How to Reduce Foot Odor
Because bacteria is one major factor in the cause of foot odor, it is important wash and clean your feet on a daily basis. Using an antibacterial soap will kill most bacteria on the foot’s surface and thus minimize their effects as you sweat. In addition, using a soft towel or pumice stone will help to remove dead skin. Dead skin can serve as food for bacteria which in turn will increase their metabolism of amino acids into odor byproducts.
Proper cleaning also will help to reduce the chance of skin infections and other build up on the foot.
Making use of footwear that provides maximum air ventilation can help to reduce sweating, which in turn limits its effect on stinky feet. Open toed footwear or sandals that allow the foot to breathe are ideal, however can’t be worn at all times for a number of reasons. If using boots or enclosed shoes, loosening the laces and even removing them for periods of time during the day can help to reduce sweating.
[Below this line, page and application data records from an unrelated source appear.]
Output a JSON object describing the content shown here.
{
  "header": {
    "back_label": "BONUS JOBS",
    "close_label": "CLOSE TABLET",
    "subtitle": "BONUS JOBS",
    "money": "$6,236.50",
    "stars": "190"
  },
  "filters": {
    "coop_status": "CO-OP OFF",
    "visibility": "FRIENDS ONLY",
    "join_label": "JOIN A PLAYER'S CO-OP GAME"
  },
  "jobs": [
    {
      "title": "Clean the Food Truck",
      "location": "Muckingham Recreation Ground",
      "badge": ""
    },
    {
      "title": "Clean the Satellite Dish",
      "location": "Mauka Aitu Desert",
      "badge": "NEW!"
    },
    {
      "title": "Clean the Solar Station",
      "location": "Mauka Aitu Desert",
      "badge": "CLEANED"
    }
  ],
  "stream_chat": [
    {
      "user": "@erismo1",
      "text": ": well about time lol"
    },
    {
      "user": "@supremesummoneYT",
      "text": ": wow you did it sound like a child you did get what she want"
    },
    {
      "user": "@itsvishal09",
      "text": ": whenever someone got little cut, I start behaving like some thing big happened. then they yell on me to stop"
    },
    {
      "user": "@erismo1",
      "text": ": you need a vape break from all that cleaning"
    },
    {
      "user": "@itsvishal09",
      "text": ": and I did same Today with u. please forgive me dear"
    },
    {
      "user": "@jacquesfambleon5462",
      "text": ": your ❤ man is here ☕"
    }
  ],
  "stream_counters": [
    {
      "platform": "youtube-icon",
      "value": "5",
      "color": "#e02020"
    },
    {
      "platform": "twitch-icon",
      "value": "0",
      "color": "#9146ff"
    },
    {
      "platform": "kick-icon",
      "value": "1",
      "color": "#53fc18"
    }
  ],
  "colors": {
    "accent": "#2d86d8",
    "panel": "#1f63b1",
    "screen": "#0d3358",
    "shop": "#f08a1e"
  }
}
In addition, socks that use materials which are able to pull moisture away from the skin, or are able to maintain a relatively consistent temperature can help to reduce foot odor by limiting sweat. There are both natural fiber as well as synthetic materials which work well to control foot perspiration. Socks made of wool, alpaca, silk, bamboo, acrylic and nylon are recommended.
Foot Powder & Deodorant
One of the most common methods for reducing foot odor and sweat, powders work as both a sweat absorbent as well as a method to control bacteria growth. By limiting both of these factors, it creates a less than ideal environment for stinky feet to occur.
Chlorophyllin has been used for many years as a method to reduce odor. Made from natural chlorophyll, it takes a different approach in comparison to conventional foot odor remedies. Rather than fighting odor on the surface of the skin, it works by absorbing odor compounds beneath it.
Because it is water soluble, it has the unique ability of being able to bind to odor compounds such as sulfides, and neutralize them before they are released from the skin. Many people have reported great success when using chlorophyllin supplements to eliminate foot odor.
Well Balanced Diet
Maintaining a balanced diet can help to reduce foot odor by limiting the amount of sulfides and other odor compounds that the body takes in. An evenly distributed meal of protein, carbohydrates and vegetables are highly recommended not only to reduce foot odor, but for overall health as well.